Dataset rows for apps and sites
####
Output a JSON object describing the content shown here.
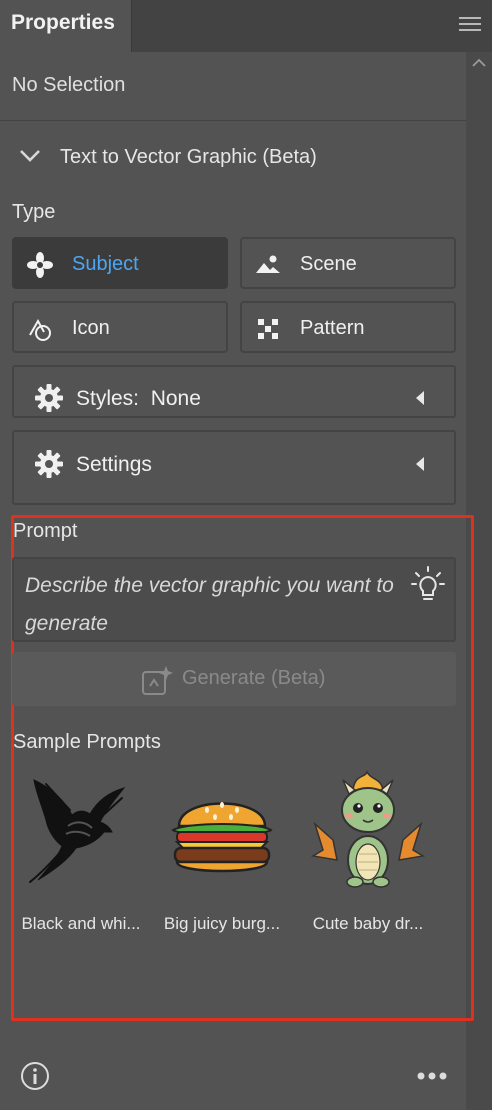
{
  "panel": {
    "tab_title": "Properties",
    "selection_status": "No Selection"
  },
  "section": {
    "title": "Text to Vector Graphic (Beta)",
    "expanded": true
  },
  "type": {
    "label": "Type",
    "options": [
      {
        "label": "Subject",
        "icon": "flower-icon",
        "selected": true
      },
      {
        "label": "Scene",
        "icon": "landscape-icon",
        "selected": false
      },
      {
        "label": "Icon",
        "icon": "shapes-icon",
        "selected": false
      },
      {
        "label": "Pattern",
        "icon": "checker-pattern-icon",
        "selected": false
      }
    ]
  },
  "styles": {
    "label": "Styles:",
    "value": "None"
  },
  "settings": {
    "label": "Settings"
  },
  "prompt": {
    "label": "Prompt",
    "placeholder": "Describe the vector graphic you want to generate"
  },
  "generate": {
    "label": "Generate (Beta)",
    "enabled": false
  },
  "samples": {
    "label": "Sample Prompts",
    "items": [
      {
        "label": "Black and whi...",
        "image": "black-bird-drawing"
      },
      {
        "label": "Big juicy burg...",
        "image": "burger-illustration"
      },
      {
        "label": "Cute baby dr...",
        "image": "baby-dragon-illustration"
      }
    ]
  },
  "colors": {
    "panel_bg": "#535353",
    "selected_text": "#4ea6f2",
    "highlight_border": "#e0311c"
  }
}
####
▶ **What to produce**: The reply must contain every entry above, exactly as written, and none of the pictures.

▶ **Written solution**:
Output a JSON object describing the content shown here.
{
  "panel": {
    "tab_title": "Properties",
    "selection_status": "No Selection"
  },
  "section": {
    "title": "Text to Vector Graphic (Beta)",
    "expanded": true
  },
  "type": {
    "label": "Type",
    "options": [
      {
        "label": "Subject",
        "icon": "flower-icon",
        "selected": true
      },
      {
        "label": "Scene",
        "icon": "landscape-icon",
        "selected": false
      },
      {
        "label": "Icon",
        "icon": "shapes-icon",
        "selected": false
      },
      {
        "label": "Pattern",
        "icon": "checker-pattern-icon",
        "selected": false
      }
    ]
  },
  "styles": {
    "label": "Styles:",
    "value": "None"
  },
  "settings": {
    "label": "Settings"
  },
  "prompt": {
    "label": "Prompt",
    "placeholder": "Describe the vector graphic you want to generate"
  },
  "generate": {
    "label": "Generate (Beta)",
    "enabled": false
  },
  "samples": {
    "label": "Sample Prompts",
    "items": [
      {
        "label": "Black and whi...",
        "image": "black-bird-drawing"
      },
      {
        "label": "Big juicy burg...",
        "image": "burger-illustration"
      },
      {
        "label": "Cute baby dr...",
        "image": "baby-dragon-illustration"
      }
    ]
  },
  "colors": {
    "panel_bg": "#535353",
    "selected_text": "#4ea6f2",
    "highlight_border": "#e0311c"
  }
}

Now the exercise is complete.